Goldman yesterday downgraded their odds for a September Federal Reserve hike to 40% from 55%.
We could be wrong, but we think 40% is still absurdly high. They (the Federal Reserve) are scared to death. And for no good reason this time. Last September, they had a 1,000 point Dow drop fresh on their mind, an EM FX bloodbath, and a belligerent China to worry about. Now their only excuses are lackluster productivity and a bad ISM print – hardly anything to write home about.
But, what they do have is the US election to consider. This is the most divisive, controversial election in recent memory and it’s not entirely clear that the FOMC wants to exacerbate that tension by tightening financial conditions ahead of December.

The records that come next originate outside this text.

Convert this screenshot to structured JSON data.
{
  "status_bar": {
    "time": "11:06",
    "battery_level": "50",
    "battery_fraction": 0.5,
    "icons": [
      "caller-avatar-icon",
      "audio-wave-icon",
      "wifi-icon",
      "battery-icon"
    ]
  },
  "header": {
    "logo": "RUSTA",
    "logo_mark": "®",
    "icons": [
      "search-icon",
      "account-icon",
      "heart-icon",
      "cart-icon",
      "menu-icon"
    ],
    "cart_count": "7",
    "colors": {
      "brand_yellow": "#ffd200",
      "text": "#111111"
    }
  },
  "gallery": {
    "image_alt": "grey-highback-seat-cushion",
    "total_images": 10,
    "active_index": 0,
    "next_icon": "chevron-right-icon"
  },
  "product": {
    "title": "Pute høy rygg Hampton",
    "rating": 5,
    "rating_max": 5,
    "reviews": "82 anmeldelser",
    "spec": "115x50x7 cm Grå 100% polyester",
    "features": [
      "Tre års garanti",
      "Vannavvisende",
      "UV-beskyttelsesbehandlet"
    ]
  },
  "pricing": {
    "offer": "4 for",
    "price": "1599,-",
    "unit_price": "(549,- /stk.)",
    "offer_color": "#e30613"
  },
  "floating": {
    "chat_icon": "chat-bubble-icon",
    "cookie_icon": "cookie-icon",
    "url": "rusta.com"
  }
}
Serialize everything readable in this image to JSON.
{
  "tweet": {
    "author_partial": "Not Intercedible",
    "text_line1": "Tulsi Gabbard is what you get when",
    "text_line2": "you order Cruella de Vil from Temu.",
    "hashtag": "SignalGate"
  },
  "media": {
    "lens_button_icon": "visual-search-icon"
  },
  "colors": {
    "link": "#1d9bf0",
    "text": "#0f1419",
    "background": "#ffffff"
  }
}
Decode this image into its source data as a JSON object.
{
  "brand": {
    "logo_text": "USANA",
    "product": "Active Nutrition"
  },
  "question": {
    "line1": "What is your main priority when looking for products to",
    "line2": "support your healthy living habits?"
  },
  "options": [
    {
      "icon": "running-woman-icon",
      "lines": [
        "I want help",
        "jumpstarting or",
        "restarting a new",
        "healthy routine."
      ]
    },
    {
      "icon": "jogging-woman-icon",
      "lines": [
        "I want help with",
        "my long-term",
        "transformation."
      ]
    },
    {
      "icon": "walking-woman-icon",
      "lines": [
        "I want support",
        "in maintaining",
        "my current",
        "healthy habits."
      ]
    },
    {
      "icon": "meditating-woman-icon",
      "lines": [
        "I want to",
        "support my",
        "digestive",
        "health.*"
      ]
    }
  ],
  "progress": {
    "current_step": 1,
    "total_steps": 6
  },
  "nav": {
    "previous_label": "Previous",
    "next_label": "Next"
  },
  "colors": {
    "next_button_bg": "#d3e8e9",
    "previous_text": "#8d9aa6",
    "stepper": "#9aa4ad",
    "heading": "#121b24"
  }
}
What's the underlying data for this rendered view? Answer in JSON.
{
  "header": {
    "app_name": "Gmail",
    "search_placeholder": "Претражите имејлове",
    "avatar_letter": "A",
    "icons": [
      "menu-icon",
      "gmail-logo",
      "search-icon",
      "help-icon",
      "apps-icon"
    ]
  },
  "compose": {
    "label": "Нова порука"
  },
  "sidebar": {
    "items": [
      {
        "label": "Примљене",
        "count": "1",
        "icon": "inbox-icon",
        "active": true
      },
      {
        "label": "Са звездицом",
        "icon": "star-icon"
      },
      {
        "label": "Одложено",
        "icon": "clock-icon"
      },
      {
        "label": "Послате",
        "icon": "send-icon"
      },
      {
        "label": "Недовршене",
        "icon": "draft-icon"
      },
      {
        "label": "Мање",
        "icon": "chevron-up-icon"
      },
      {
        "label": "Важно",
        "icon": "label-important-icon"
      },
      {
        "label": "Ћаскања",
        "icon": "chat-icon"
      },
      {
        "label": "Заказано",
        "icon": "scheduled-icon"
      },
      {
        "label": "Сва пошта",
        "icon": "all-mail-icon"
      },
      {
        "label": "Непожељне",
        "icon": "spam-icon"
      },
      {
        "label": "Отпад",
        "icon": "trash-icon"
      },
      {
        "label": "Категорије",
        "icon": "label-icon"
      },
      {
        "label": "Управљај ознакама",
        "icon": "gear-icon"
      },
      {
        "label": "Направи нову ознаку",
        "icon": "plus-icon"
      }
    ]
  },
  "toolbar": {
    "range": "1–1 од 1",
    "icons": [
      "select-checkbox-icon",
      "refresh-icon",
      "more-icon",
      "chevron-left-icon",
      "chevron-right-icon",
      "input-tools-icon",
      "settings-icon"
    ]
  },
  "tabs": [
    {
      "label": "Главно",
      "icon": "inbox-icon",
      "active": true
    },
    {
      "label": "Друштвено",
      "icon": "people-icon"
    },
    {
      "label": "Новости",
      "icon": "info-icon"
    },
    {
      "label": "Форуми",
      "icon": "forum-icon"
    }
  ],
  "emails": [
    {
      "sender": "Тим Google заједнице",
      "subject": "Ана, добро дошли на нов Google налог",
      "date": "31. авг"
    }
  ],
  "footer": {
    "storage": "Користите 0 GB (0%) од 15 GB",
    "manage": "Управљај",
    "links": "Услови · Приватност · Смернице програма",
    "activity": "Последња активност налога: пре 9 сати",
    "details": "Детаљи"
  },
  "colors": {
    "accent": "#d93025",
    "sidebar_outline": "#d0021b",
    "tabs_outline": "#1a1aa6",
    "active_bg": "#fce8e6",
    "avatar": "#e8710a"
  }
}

If Trump wins, populism wins and so does nationalism. Say what you will politically, but that’s bad for global trade.
(Chart: Morgan Stanley)
And what’s bad for global trade, is generally bad for global growth and aggregate demand. Here’s the latest musings from Goldman:
“Fed in the driver’s seat The implied probability of a hike at the September FOMC meeting has fallen to around 15% from 32% on Friday. This decline came on the back of a weak ISM nonmanufacturing print on Tuesday (September 6) and the lack of new information in the speech from San Francisco Fed President Williams. The market was looking for clearer hints on the possibility of a hike at the upcoming FOMC meeting, which did not materialise. That said, the tone of the speech remains positive, and supportive of
a near-term hike and a lower neutral rate, in line with Fed communication since the Jackson Hole symposium.”
“Interestingly, since the FOMC raised the policy rate last December, the market has sequentially lowered the probability of a hike at the next meeting with a press conference. Exhibit 1 shows that, on 16 December 2015, the market was assigning a 41% chance of a 25bp increase in the federal funds rate at the 16 March 2016 meeting. On March 16, the market assigned a 38% probability of a hike at the June meeting. On 15 June, the probability of a hike at the September was 24%. Contrary to what happened last year (Exhibit 2), when the Fed was able to guide the market to re-price sequentially higher the probability of a hike at the following FOMC meeting with a press-conference (i.e., making that meeting live), this year the market is sequentially downgrading this possibility.
Ummm.. yeah guys. It’s called “credibility loss.”